Their goal is to raise blood pressure and make sure there is enough hemoglobin to transport oxygen around the body.
Sometimes that approach is effective if the patient receives enough blood in time. In other cases, the patient may not recover or could develop other medical issues.
The medical community started to recognize another problem from blood loss that prevents patients from recovery:
When cells in any part of the body do not receive blood and therefore oxygen, their energy system shuts down and the cell begins to swell up with water.
As more cells swell up they press on the capillaries which normally transport blood to the cells.
Now even when the patient is given the blood, the oxygen can’t reach the cells effectively because the capillaries are being squeezed. The medical community calls this the “no reflow phenomenon”.
The Solution: PEG-20k
Working to solve this problem for decades, VCU and Dr. Mangino discovered a common chemical, PEG (Poly Ethylene Glycol), at certain molecular sizes could solve the no reflow problem. PEG is a chemical that attracts water and is commonly used as a laxative.
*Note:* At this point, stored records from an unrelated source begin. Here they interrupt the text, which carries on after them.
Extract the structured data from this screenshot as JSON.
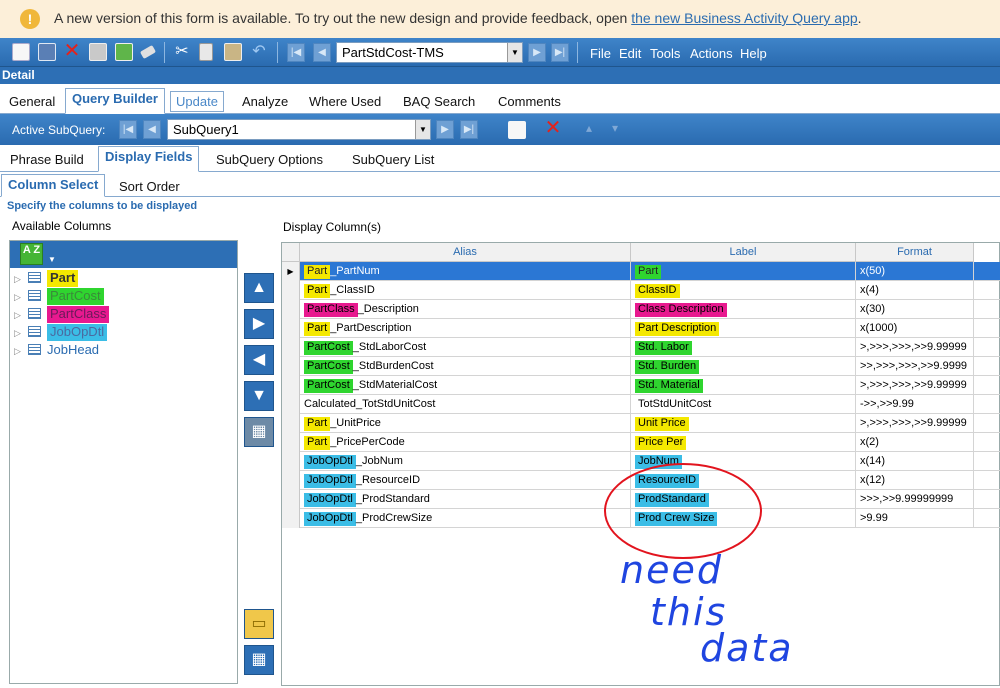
{
  "notice": {
    "message": "A new version of this form is available. To try out the new design and provide feedback, open ",
    "link": "the new Business Activity Query app",
    "end": "."
  },
  "toolbar": {
    "record_combo": "PartStdCost-TMS",
    "menus": [
      "File",
      "Edit",
      "Tools",
      "Actions",
      "Help"
    ]
  },
  "detail_label": "Detail",
  "main_tabs": [
    "General",
    "Query Builder",
    "Update",
    "Analyze",
    "Where Used",
    "BAQ Search",
    "Comments"
  ],
  "subquery": {
    "label": "Active SubQuery:",
    "value": "SubQuery1"
  },
  "sub_tabs": [
    "Phrase Build",
    "Display Fields",
    "SubQuery Options",
    "SubQuery List"
  ],
  "inner_tabs": [
    "Column Select",
    "Sort Order"
  ],
  "instruction": "Specify the columns to be displayed",
  "available_columns_label": "Available Columns",
  "display_columns_label": "Display Column(s)",
  "sort_icon_text": "A Z",
  "tree": [
    "Part",
    "PartCost",
    "PartClass",
    "JobOpDtl",
    "JobHead"
  ],
  "grid": {
    "headers": [
      "Alias",
      "Label",
      "Format"
    ],
    "rows": [
      {
        "prefix": "Part",
        "suffix": "_PartNum",
        "label": "Part",
        "format": "x(50)",
        "color": "y",
        "lcolor": "g"
      },
      {
        "prefix": "Part",
        "suffix": "_ClassID",
        "label": "ClassID",
        "format": "x(4)",
        "color": "y",
        "lcolor": "y"
      },
      {
        "prefix": "PartClass",
        "suffix": "_Description",
        "label": "Class Description",
        "format": "x(30)",
        "color": "m",
        "lcolor": "m"
      },
      {
        "prefix": "Part",
        "suffix": "_PartDescription",
        "label": "Part Description",
        "format": "x(1000)",
        "color": "y",
        "lcolor": "y"
      },
      {
        "prefix": "PartCost",
        "suffix": "_StdLaborCost",
        "label": "Std. Labor",
        "format": ">,>>>,>>>,>>9.99999",
        "color": "g",
        "lcolor": "g"
      },
      {
        "prefix": "PartCost",
        "suffix": "_StdBurdenCost",
        "label": "Std. Burden",
        "format": ">>,>>>,>>>,>>9.9999",
        "color": "g",
        "lcolor": "g"
      },
      {
        "prefix": "PartCost",
        "suffix": "_StdMaterialCost",
        "label": "Std. Material",
        "format": ">,>>>,>>>,>>9.99999",
        "color": "g",
        "lcolor": "g"
      },
      {
        "prefix": "",
        "suffix": "Calculated_TotStdUnitCost",
        "label": "TotStdUnitCost",
        "format": "->>,>>9.99",
        "color": "",
        "lcolor": ""
      },
      {
        "prefix": "Part",
        "suffix": "_UnitPrice",
        "label": "Unit Price",
        "format": ">,>>>,>>>,>>9.99999",
        "color": "y",
        "lcolor": "y"
      },
      {
        "prefix": "Part",
        "suffix": "_PricePerCode",
        "label": "Price Per",
        "format": "x(2)",
        "color": "y",
        "lcolor": "y"
      },
      {
        "prefix": "JobOpDtl",
        "suffix": "_JobNum",
        "label": "JobNum",
        "format": "x(14)",
        "color": "c",
        "lcolor": "c"
      },
      {
        "prefix": "JobOpDtl",
        "suffix": "_ResourceID",
        "label": "ResourceID",
        "format": "x(12)",
        "color": "c",
        "lcolor": "c"
      },
      {
        "prefix": "JobOpDtl",
        "suffix": "_ProdStandard",
        "label": "ProdStandard",
        "format": ">>>,>>9.99999999",
        "color": "c",
        "lcolor": "c"
      },
      {
        "prefix": "JobOpDtl",
        "suffix": "_ProdCrewSize",
        "label": "Prod Crew Size",
        "format": ">9.99",
        "color": "c",
        "lcolor": "c"
      }
    ]
  },
  "annotation": {
    "line1": "need",
    "line2": "this",
    "line3": "data"
  },
  "colors": {
    "toolbar_blue": "#2d6fb5",
    "highlight_yellow": "#f4e800",
    "highlight_green": "#2fd52f",
    "highlight_magenta": "#e8198f",
    "highlight_cyan": "#3bbde6",
    "annotation_red": "#e2141e",
    "annotation_blue": "#1f45e0"
  }
}
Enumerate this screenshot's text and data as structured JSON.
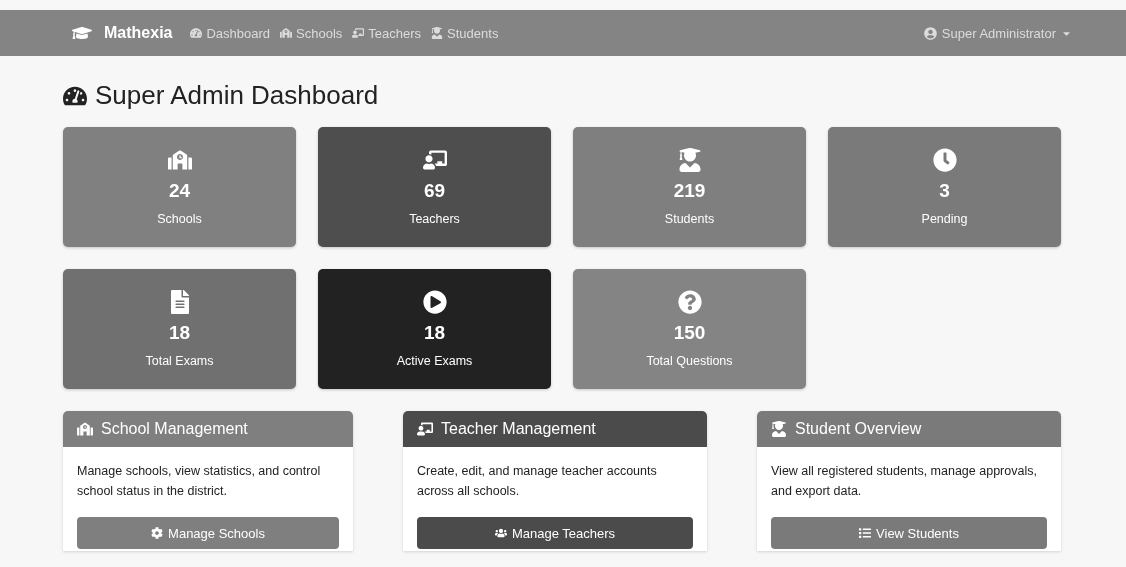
{
  "navbar": {
    "brand": "Mathexia",
    "links": [
      {
        "label": "Dashboard"
      },
      {
        "label": "Schools"
      },
      {
        "label": "Teachers"
      },
      {
        "label": "Students"
      }
    ],
    "user": "Super Administrator"
  },
  "page_title": "Super Admin Dashboard",
  "stats": [
    {
      "value": "24",
      "label": "Schools",
      "color": "#808080"
    },
    {
      "value": "69",
      "label": "Teachers",
      "color": "#4e4e4e"
    },
    {
      "value": "219",
      "label": "Students",
      "color": "#7f7f7f"
    },
    {
      "value": "3",
      "label": "Pending",
      "color": "#7a7a7a"
    },
    {
      "value": "18",
      "label": "Total Exams",
      "color": "#707070"
    },
    {
      "value": "18",
      "label": "Active Exams",
      "color": "#222222"
    },
    {
      "value": "150",
      "label": "Total Questions",
      "color": "#848484"
    }
  ],
  "panels": [
    {
      "title": "School Management",
      "text": "Manage schools, view statistics, and control school status in the district.",
      "button": "Manage Schools",
      "color": "#7f7f7f"
    },
    {
      "title": "Teacher Management",
      "text": "Create, edit, and manage teacher accounts across all schools.",
      "button": "Manage Teachers",
      "color": "#4b4b4b"
    },
    {
      "title": "Student Overview",
      "text": "View all registered students, manage approvals, and export data.",
      "button": "View Students",
      "color": "#7a7a7a"
    }
  ]
}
When the solution PEG-20k is given intravenously to a patient who has suffered blood loss:
Water is quickly moved out of patient blood vessel cells
The amount of pressure on the capillaries is reduced
Blood flow resumes through the capillaries to deliver oxygen to cells.
In recent studies, PEG-20k performed as much as 10 times better than conventional approaches in improving recovery and survival from blood loss.